Why a New York Real Estate Investor is Betting Big on South Jersey’s Industrial Market
In his more than 30 years working in the real estate industry, Peter Lewis hasn’t seen anything like it.
The president and founder of New York-based real estate investment firm Wharton Equity Partners has owned everything from hotels and apartment buildings to self-storage facilities over the past few decades, but the shift currently hitting the industrial real estate world is unlike any he’s encountered.
“In my career, I’ve never seen an asset class like industrial be so affected by the change in technology,” said Lewis, who has lectured on the topic and future of the real estate industry at Columbia Business School.
That’s one of the reasons why his firm has doubled down on industrial properties and on Friday teamed up with an investment fund tied to Walton Street Capital to buy up a sprawling 32-building industrial portfolio in Pennsauken for an undisclosed sum. The properties, about one-third of all investment properties in the township, are in the heart of one of South Jersey’s most in-demand areas – a demand he thinks will only climb.
“This is early. We are so early in this. We’re going to look back and view this as the first inning of what’s happening in the transformation of industrial,” he said.
While Lewis is bullish about industrial nationwide, he’s set his sights on the Philadelphia region for the same reasons it’s caught the attention of other out-of-state investors: its central location between Washington and New York, strong eds and meds sectors, skilled workforce, and major transit assets.
His firm’s first purchase in the area was a 283,500-square foot property at 2400 Weccacoe Ave. in Philadelphia that it bought last fall for $16.75 million. It invested $10 million in redeveloping it, and in less than a year landed an Amazon same-day delivery facility as a tenant.Lewis is especially focused on South Jersey as a major connector between the New York and Philadelphia markets.
As soon as the Bloom Organization told Lewis it wanted to sell the Pennsauken portfolio, the family-owned company’s last holding in the South Jersey industrial market it once dominated, he knew immediately he wanted to buy it.
Bloom has slowly pared down its holdings over the past 10 years following the death of its patriarch, Steven Bloom, in 2008. Lewis had built up a relationship with the company, he said, and they trusted his firm to be “good stewards” of the assets, which make up the Twinbridge Industrial Park and Veterans Industrial Park.
When Bloom first developed the Twinbridge and Veterans industrial parks in the 1980s and 1990s, they built them with 21-foot tall ceilings, significantly higher than the 14- to 16-foot heights that are far more common in Camden County industrial properties.
They also used concrete instead of asphalt in paving, cutting down on wear-and-tear caused by large tractor-trailers, and kept the landscaping in top shape, Lewis said.
Since the buildings were also built before the area became more densely populated, Bloom was able to build up a large footprint in an area that’s become much harder to develop.

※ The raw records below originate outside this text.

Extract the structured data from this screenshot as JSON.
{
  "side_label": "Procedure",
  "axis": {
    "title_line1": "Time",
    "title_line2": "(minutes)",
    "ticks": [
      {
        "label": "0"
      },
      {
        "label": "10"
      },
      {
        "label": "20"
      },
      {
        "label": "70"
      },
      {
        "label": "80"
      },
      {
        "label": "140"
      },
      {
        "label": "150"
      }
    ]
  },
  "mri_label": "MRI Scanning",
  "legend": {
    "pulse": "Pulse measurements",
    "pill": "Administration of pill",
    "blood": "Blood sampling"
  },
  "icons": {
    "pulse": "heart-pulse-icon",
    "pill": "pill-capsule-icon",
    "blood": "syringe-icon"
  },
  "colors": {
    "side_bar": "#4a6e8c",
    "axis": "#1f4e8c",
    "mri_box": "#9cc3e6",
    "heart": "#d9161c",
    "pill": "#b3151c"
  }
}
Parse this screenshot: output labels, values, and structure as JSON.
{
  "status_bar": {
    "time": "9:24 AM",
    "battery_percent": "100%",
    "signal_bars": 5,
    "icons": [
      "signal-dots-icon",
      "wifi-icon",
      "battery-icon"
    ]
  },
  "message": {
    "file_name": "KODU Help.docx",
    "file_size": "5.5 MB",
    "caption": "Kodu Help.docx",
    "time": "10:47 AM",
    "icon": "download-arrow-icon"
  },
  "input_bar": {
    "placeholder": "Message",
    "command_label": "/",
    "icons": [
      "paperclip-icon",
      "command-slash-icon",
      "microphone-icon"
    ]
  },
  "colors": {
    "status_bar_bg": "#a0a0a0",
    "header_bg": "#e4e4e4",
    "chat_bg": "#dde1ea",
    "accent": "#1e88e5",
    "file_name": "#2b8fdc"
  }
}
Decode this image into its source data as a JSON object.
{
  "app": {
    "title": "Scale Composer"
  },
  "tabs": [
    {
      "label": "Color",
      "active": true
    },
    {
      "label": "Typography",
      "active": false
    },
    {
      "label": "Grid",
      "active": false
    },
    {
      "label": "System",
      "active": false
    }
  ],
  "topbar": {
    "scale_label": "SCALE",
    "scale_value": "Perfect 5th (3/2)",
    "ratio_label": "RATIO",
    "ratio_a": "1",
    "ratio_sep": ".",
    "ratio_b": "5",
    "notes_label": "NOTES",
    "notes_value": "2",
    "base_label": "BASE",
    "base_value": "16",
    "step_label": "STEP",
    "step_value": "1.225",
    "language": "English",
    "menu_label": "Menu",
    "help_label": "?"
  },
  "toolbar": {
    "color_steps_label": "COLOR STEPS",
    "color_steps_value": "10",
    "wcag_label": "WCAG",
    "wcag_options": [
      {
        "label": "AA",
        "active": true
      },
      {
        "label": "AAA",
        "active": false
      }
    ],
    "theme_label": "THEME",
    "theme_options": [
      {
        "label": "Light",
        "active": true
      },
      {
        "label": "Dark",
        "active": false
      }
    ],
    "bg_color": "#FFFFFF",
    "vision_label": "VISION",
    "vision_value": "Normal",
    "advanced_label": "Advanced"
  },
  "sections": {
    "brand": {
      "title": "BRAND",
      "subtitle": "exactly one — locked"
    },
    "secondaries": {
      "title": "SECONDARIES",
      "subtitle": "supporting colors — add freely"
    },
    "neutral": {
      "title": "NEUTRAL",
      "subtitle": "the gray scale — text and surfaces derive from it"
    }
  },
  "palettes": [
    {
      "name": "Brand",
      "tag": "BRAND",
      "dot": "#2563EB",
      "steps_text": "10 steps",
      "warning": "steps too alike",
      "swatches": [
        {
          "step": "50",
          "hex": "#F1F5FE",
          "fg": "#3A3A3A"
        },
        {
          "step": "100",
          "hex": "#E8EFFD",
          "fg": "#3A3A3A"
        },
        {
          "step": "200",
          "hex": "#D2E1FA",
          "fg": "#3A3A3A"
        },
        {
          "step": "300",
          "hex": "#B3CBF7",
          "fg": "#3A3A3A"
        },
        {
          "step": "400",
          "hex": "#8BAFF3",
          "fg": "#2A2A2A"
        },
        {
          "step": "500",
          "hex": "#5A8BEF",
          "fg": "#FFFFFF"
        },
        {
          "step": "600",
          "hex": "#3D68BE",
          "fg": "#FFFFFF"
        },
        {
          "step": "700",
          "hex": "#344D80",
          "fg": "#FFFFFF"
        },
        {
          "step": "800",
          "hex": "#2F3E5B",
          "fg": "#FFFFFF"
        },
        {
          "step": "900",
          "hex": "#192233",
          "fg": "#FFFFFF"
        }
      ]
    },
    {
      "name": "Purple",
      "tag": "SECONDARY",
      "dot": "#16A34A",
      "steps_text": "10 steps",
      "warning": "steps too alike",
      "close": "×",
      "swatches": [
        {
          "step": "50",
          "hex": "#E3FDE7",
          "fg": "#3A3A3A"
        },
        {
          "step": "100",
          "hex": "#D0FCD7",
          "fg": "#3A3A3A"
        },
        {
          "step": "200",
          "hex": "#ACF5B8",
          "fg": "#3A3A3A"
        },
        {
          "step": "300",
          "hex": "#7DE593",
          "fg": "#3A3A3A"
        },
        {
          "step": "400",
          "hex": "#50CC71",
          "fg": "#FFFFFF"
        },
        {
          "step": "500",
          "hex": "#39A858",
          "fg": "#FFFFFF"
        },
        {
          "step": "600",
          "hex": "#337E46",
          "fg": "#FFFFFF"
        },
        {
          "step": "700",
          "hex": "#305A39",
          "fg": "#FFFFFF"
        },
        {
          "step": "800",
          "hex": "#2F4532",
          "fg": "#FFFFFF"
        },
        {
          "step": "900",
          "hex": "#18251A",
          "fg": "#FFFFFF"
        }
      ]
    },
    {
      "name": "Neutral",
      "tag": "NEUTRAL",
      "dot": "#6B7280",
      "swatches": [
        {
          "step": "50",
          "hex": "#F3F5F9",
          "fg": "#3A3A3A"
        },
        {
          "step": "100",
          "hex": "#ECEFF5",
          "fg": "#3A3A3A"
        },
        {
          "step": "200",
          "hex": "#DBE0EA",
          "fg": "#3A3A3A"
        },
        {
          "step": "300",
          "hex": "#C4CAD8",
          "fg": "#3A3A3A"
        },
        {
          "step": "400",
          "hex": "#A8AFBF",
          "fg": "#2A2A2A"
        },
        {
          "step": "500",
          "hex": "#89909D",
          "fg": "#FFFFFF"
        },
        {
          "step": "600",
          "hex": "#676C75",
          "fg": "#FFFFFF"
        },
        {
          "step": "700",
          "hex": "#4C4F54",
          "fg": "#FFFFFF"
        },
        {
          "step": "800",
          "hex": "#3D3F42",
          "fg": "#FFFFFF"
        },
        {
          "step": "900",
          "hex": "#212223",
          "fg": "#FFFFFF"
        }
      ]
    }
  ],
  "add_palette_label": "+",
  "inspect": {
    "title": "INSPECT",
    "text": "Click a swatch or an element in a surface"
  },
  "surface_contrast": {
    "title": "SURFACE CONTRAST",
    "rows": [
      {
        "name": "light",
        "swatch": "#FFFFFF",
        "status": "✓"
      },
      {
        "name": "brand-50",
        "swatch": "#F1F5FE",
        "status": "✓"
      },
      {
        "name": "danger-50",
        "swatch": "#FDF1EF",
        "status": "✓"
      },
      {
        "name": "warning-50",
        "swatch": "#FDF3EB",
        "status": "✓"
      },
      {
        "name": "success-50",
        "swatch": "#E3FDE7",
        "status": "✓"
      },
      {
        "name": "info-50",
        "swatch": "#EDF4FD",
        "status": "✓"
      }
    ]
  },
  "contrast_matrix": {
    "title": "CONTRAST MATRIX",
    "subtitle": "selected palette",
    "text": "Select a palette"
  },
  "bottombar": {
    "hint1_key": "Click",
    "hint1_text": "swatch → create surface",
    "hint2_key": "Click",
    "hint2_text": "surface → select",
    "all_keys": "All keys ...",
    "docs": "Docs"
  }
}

The high barrier to entry in Pennsauken, which is nestled between major bridges to Philadelphia and highways, means the competition is limited, he said.
Combine those factors with the ever-swelling demand for quick deliveries of goods bought online, and it’s clear Bloom’s development of the properties was ahead of its time.
“It was very forward-thinking,” Lewis said.
The portfolio’s 1,164,939 square feet of space is 100% leased to 49 tenants including Nestle Waters, PepsiCo’s SodaStream and Sprint.
Many of the tenants are more focused on services, light manufacturing and warehousing — not the massive e-commerce operations seen in other industrial areas — but Lewis thinks those companies will become the next wave of e-commerce players, and they’ll need the space to do so. He said he saw this trend emerging pre-Covid, and the pandemic is only accelerating it as people permanently shift away from in-store shopping. Facilities that are located close to those shoppers are going to be hotter than ever, he said.
“These middle-market companies are going to start transitioning to becoming much more sophisticated online,” he said. “They have to. What that means is they’re going to require more warehousing, which is what our property offers. I continue to see a real demand for warehousing in densely populated areas. It’s going to be all the way from the 4 million-square-foot guys to the 2,500-square-foot guys.”
Technology isn’t just changing the way people shop, and impacting how companies source, store and ship their products, Lewis said — it’s also changing how industrial buildings themselves operate.
As tools like robotics, artificial intelligence and autonomous vehicles become more widely adopted, he can picture a not-so-distant future where tenants are looking for a turnkey property that includes built-in technology elements.
“Think of automated forklifts and racking systems in place, software in place, instead of the potential tenants having to get all these things on their own,” he said.
In the meantime, he’s focused on expanding Wharton’s footprint in the market, which has quickly become significant with the purchase of the Pennsauken portfolio.
“We want to buy as much as we can buy that makes sense,” he said, adding they’re in negotiations now to purchase another property “of some” size. “We’re committed to the market.”